By Rosalind Essig

The Study will open its doors Tuesday with cutbacks in services – although not as many as some anticipated during the last school year.

This year’s 6 percent university-wide budget cut will cause The Study to have more limited hours, closing one hour earlier every day of the week, said Karin Lewis, UK’s director of academic enhancement.

Still, Lewis said the South Campus tutoring center is concentrating its resources on limiting the impact on peer tutoring, especially for the fall semester. The Study will hire enough tutors to balance the amount of time and the number of students they expect to come in, Lewis said.

However, uncertainty over funding complicated the task of finding and hiring new tutors, Lewis said. She said that they are “playing catch-up” because of the last-minute nature of hiring and scheduling, but they were able to finish hiring for the summer.

“We’re off to a really good start,” Lewis said.

Last year The Study’s peer tutoring service had 12,000 tutoring visits. With this year’s incoming freshman class larger than last year’s, UK does not want to cut back on peer tutoring, a program that reaches many students, Lewis said.

There is concern that there will be just as many students competing for less available hours, said Larissa McLaughlin, a student program coordinator for academic enhancement. So The Study is preparing by hiring more tutors.

“There might be a bottleneck of students coming in,” said McLaughlin, an arts administration senior.

Funding has come from individual colleges, such as the College of Engineering and the College of Arts and Sciences, Lewis said.

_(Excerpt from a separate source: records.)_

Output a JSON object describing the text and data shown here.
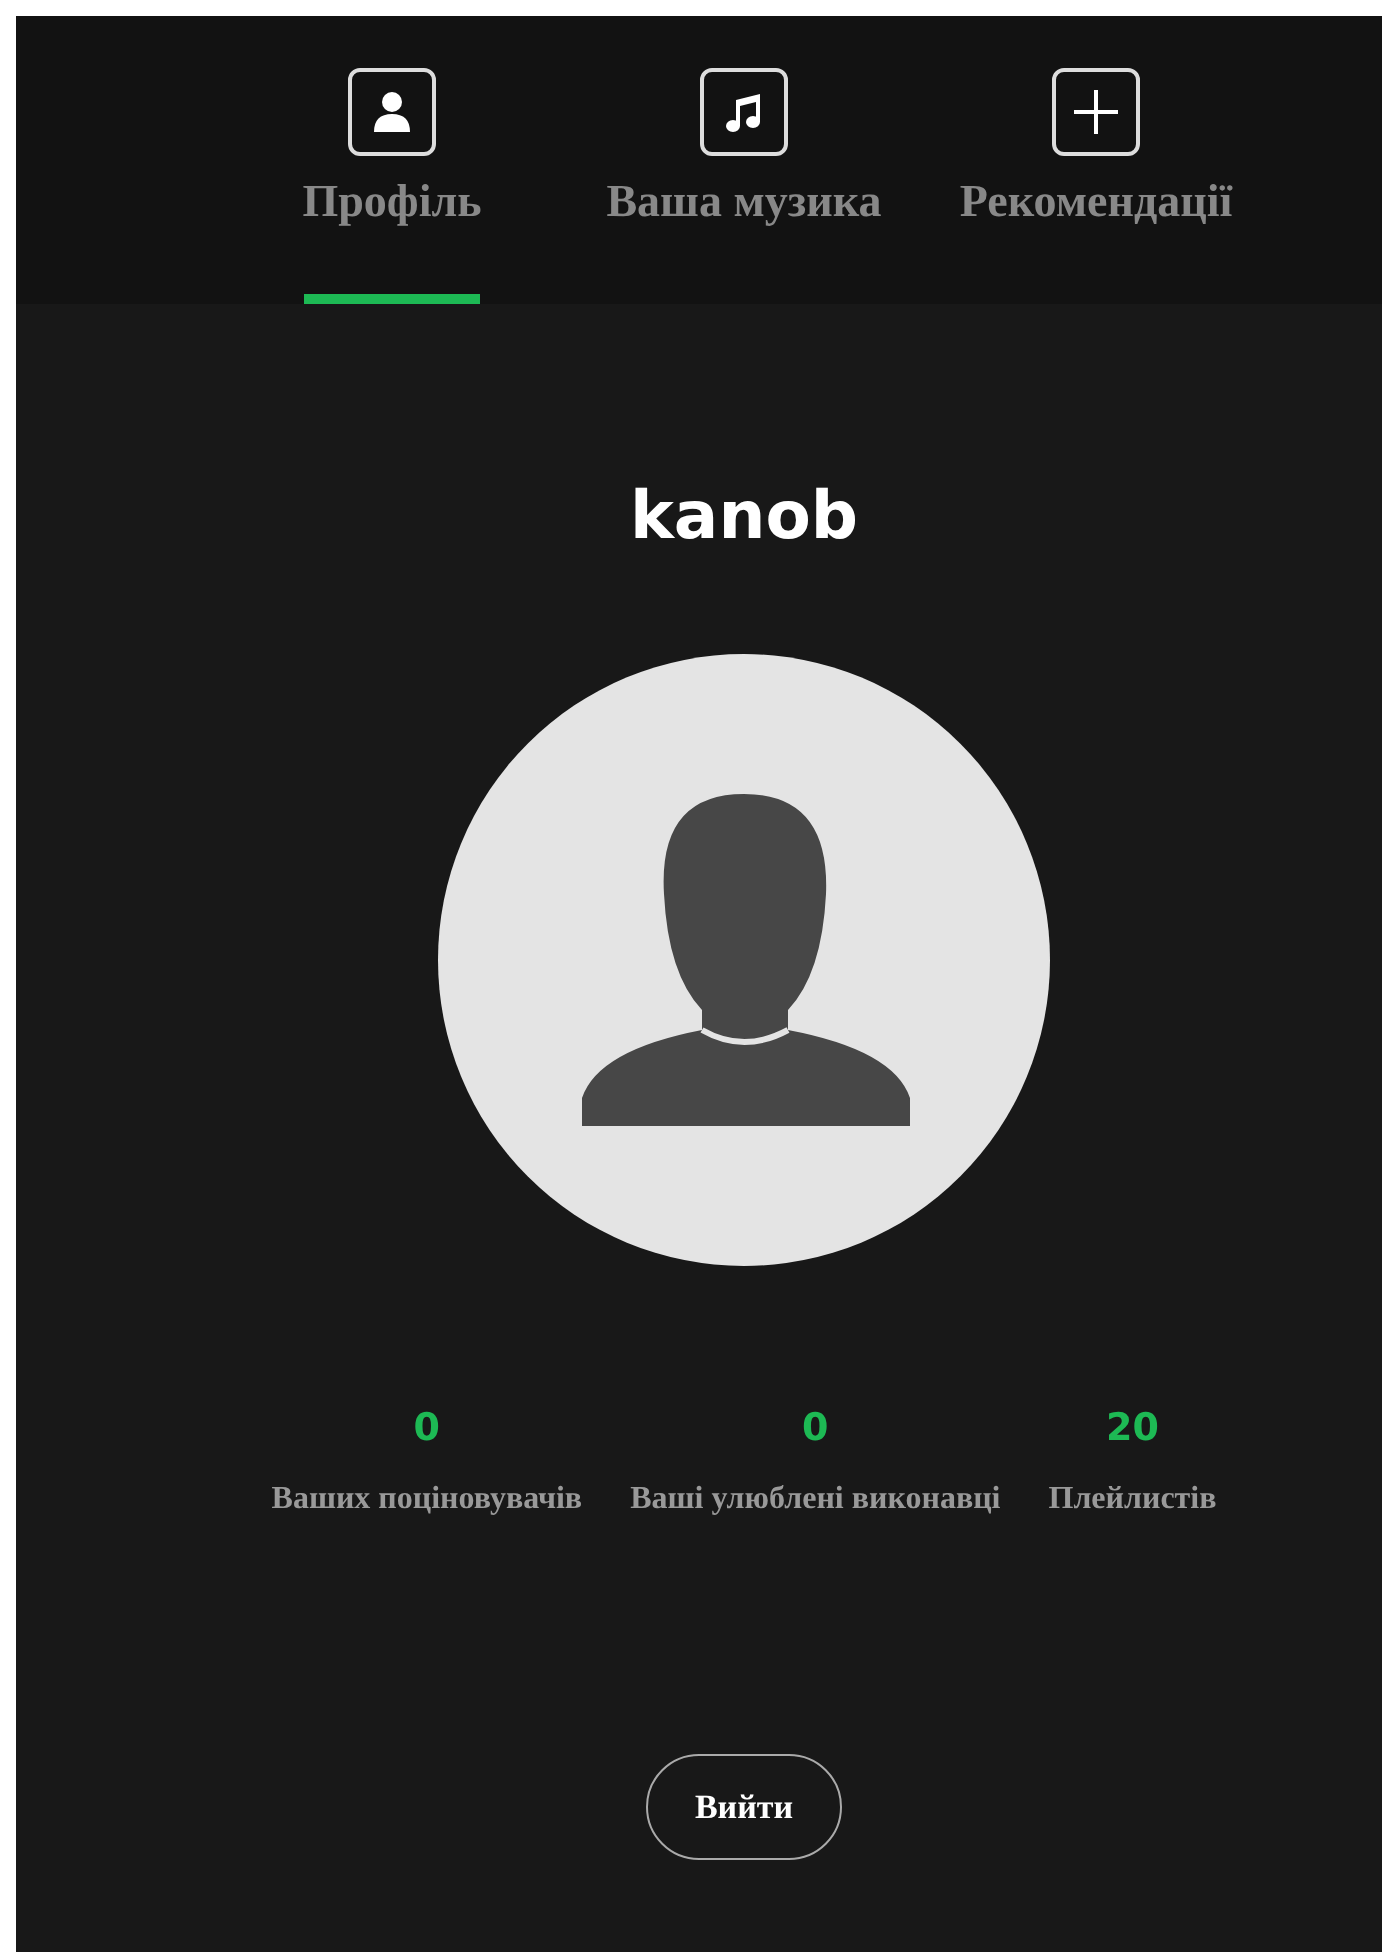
{
  "tabs": [
    {
      "label": "Профіль",
      "kind": "person",
      "selected": true
    },
    {
      "label": "Ваша музика",
      "kind": "music",
      "selected": false
    },
    {
      "label": "Рекомендації",
      "kind": "plus",
      "selected": false
    }
  ],
  "profile": {
    "username": "kanob"
  },
  "stats": [
    {
      "value": "0",
      "label": "Ваших поціновувачів"
    },
    {
      "value": "0",
      "label": "Ваші улюблені виконавці"
    },
    {
      "value": "20",
      "label": "Плейлистів"
    }
  ],
  "logout_button": "Вийти"
}
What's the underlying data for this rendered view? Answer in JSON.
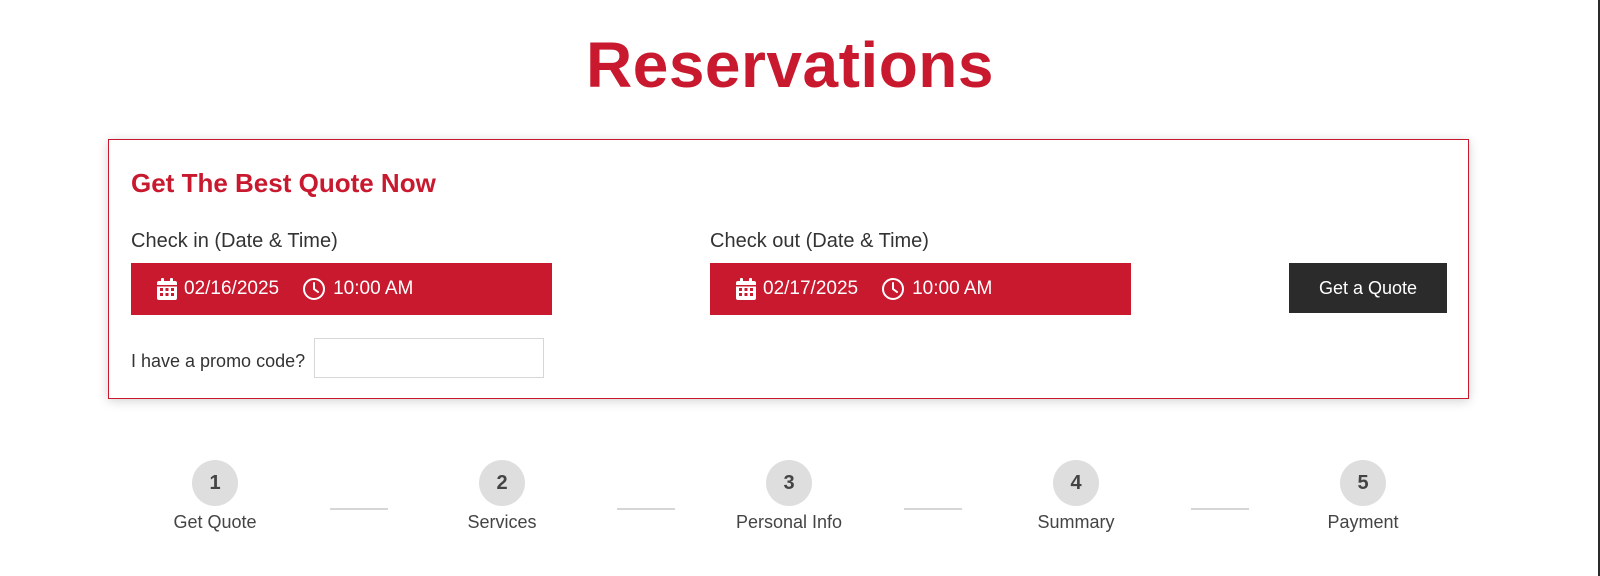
{
  "page": {
    "title": "Reservations"
  },
  "quote_card": {
    "heading": "Get The Best Quote Now",
    "check_in": {
      "label": "Check in (Date & Time)",
      "date": "02/16/2025",
      "time": "10:00 AM"
    },
    "check_out": {
      "label": "Check out (Date & Time)",
      "date": "02/17/2025",
      "time": "10:00 AM"
    },
    "quote_button_label": "Get a Quote",
    "promo": {
      "label": "I have a promo code?",
      "value": ""
    }
  },
  "steps": [
    {
      "number": "1",
      "label": "Get Quote"
    },
    {
      "number": "2",
      "label": "Services"
    },
    {
      "number": "3",
      "label": "Personal Info"
    },
    {
      "number": "4",
      "label": "Summary"
    },
    {
      "number": "5",
      "label": "Payment"
    }
  ],
  "colors": {
    "accent": "#c8192e",
    "button_dark": "#2b2b2b",
    "step_circle": "#dedede"
  },
  "icons": [
    "calendar-icon",
    "clock-icon"
  ]
}
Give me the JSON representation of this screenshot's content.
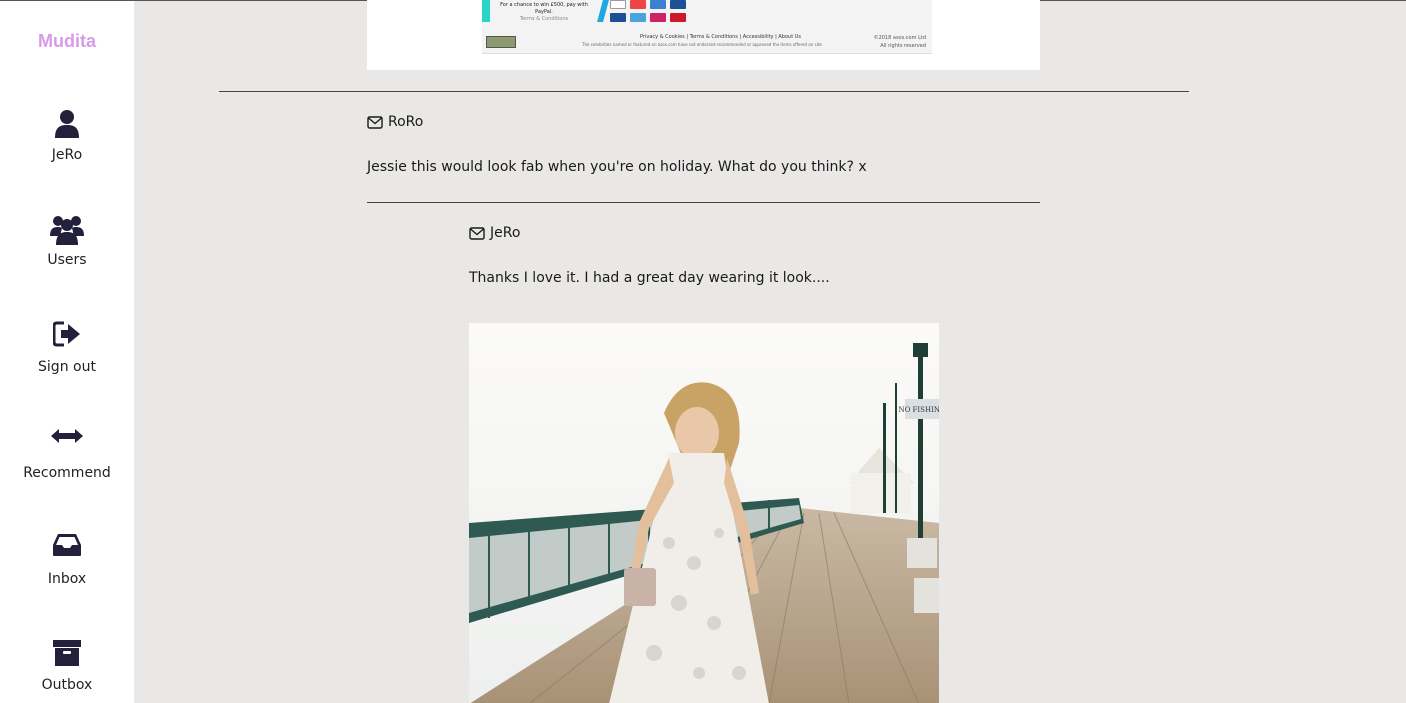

She added that the provost’s office was able to supply non-recurring support to try to offset the cuts and make the program solid.

“Everybody gave as much as they could,” she said.

In addition, McLaughlin said the College of Business and Economics will be a first-time contributor that will be providing The Study with funding for accounting and economics tutoring.

Officials working for the Study are still waiting to see what Student Government can contribute to peer tutoring, Lewis said.

Although there have been cutbacks and pushes for more funding, everything is moving smoothly, said Lindsey Mayes, a student program coordinator and a nutrition junior.

“I think that they’ve handled the budget cuts extremely well,” she said.